Work instruction:
Return each line in the records below that includes "title".

Data extracts:
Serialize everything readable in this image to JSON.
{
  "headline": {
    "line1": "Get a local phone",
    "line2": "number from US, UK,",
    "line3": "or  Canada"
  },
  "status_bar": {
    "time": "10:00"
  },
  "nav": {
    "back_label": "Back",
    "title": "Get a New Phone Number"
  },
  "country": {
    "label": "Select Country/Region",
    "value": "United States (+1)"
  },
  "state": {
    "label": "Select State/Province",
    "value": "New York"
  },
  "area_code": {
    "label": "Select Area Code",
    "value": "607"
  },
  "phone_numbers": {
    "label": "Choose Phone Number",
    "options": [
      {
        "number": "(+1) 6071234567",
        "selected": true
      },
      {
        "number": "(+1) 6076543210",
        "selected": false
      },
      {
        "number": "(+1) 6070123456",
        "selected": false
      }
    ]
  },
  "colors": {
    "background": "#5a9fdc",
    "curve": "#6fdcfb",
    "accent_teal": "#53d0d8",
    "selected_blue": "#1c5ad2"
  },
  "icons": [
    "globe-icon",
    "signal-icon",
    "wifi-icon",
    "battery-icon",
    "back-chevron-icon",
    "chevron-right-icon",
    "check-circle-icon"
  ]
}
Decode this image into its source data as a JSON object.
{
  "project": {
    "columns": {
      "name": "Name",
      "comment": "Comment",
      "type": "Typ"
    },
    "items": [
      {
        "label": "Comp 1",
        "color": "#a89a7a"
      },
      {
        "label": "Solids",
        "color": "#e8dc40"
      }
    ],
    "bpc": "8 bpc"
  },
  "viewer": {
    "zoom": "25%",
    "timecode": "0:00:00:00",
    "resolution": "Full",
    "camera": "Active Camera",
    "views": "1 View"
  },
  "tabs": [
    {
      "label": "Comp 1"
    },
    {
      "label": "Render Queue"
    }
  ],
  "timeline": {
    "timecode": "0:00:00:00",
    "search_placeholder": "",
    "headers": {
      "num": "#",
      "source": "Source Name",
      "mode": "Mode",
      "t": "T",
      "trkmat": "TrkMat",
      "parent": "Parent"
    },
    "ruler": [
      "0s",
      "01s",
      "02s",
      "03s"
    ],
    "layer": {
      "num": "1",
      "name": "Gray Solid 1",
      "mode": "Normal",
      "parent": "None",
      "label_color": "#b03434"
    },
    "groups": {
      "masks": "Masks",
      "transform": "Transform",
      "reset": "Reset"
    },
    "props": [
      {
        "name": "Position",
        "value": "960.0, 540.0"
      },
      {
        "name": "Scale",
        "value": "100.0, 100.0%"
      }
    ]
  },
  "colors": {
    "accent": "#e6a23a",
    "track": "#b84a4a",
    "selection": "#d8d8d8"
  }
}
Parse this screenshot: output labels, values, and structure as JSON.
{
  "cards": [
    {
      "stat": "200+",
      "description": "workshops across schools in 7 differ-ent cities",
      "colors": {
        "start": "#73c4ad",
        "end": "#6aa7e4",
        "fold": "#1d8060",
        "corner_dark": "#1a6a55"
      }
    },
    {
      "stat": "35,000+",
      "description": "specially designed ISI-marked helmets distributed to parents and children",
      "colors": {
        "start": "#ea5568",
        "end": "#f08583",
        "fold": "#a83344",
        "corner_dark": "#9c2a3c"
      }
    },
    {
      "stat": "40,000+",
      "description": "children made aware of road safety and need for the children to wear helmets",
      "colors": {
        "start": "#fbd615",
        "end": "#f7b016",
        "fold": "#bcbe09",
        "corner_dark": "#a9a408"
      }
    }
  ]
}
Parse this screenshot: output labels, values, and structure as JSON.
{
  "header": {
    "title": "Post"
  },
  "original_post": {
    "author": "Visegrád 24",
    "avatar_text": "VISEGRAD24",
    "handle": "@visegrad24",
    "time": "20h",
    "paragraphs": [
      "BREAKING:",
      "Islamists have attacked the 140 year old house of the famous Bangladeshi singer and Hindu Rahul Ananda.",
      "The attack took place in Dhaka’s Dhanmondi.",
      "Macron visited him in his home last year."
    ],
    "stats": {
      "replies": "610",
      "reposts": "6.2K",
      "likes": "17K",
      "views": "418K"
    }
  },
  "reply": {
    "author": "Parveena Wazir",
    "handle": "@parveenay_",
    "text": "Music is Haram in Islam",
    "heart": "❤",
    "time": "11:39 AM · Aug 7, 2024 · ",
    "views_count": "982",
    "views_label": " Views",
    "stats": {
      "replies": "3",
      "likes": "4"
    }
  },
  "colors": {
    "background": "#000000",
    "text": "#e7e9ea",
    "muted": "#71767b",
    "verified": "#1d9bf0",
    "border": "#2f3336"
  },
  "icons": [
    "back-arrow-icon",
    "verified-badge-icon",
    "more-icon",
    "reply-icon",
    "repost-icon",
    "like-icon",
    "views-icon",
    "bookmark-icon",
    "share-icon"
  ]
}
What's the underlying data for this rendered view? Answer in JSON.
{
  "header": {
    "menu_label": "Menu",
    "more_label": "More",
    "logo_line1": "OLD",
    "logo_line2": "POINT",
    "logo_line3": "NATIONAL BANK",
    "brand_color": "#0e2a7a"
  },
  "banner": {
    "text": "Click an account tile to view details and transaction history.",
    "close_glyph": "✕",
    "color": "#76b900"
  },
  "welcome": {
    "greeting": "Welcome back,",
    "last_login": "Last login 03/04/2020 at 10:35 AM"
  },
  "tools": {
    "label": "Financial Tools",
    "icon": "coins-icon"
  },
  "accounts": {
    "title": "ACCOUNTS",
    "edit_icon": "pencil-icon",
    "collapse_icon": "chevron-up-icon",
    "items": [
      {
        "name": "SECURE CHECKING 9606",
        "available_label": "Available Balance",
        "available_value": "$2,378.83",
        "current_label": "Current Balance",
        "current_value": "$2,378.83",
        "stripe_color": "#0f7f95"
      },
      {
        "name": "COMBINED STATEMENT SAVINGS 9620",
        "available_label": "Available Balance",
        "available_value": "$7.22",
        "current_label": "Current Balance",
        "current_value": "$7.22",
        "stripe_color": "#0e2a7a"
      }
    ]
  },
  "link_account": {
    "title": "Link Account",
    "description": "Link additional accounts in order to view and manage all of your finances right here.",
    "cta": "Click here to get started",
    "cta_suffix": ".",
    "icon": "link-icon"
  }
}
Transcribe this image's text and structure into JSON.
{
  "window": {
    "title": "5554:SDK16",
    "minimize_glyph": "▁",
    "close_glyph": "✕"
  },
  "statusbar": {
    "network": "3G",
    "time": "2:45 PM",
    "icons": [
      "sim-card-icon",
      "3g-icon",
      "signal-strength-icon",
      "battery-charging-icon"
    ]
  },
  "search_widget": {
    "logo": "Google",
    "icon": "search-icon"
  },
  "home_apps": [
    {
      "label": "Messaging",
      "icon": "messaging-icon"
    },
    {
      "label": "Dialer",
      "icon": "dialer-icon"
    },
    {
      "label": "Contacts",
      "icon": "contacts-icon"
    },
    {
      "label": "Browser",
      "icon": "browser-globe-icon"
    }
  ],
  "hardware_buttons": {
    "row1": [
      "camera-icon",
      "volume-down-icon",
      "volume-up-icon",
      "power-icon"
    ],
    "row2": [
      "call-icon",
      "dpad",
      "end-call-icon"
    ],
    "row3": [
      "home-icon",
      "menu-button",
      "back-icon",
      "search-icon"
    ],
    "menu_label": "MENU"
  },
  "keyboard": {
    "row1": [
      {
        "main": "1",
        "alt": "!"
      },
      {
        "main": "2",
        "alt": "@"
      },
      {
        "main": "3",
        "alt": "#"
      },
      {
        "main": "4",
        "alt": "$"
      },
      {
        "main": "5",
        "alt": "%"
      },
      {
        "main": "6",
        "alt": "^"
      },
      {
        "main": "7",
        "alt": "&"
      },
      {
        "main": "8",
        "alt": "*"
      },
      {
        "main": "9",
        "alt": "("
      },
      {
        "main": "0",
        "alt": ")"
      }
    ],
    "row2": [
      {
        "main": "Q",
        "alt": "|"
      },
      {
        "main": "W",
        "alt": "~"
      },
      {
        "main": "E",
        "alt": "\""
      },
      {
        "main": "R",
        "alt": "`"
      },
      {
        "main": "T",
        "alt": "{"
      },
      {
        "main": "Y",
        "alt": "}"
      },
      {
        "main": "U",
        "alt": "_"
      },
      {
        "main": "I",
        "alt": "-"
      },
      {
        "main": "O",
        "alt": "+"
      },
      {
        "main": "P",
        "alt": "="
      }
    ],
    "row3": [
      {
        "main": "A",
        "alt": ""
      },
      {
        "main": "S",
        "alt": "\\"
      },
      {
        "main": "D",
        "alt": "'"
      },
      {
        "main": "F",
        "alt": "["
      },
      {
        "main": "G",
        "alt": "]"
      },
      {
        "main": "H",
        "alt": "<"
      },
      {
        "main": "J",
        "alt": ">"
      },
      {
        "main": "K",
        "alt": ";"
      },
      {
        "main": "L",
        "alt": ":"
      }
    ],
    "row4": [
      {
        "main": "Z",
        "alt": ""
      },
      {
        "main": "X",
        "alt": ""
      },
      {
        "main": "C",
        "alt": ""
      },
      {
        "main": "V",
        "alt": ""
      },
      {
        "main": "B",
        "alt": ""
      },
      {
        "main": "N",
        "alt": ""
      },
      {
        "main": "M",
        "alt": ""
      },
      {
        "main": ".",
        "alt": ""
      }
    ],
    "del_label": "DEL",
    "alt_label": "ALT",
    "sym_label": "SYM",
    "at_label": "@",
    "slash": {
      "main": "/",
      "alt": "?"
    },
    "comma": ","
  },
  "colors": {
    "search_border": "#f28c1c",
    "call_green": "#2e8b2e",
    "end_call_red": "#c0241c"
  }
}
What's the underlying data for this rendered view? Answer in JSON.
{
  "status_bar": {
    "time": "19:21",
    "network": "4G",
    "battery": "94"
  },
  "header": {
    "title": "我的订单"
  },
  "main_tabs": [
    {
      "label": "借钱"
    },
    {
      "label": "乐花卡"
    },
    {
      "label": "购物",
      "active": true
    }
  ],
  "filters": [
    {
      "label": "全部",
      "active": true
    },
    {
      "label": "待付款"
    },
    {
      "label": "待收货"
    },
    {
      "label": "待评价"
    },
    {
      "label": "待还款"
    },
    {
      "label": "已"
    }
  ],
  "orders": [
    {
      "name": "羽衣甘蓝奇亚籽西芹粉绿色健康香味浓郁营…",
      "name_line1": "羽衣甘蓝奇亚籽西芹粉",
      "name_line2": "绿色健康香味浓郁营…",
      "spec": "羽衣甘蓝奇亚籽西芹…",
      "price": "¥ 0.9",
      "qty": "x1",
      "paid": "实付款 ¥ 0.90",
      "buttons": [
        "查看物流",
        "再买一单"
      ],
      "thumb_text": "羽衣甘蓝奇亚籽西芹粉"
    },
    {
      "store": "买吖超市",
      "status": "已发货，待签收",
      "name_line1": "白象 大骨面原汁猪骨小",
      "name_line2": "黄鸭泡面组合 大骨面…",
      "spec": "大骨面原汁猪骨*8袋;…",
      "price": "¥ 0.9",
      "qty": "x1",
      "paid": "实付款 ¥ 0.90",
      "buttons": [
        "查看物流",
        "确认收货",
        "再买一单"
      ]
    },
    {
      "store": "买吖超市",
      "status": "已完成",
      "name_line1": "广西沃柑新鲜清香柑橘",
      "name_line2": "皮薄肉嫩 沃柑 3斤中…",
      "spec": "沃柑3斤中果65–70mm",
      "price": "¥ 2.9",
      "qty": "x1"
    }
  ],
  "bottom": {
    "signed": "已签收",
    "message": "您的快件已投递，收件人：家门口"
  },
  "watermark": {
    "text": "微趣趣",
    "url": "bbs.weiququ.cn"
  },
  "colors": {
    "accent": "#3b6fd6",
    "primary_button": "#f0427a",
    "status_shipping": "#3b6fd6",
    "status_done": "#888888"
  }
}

Result for this task:
    "title": "Get a New Phone Number"
    "title": "Post"
    "title": "ACCOUNTS",
    "title": "Link Account",
    "title": "5554:SDK16",
    "title": "我的订单"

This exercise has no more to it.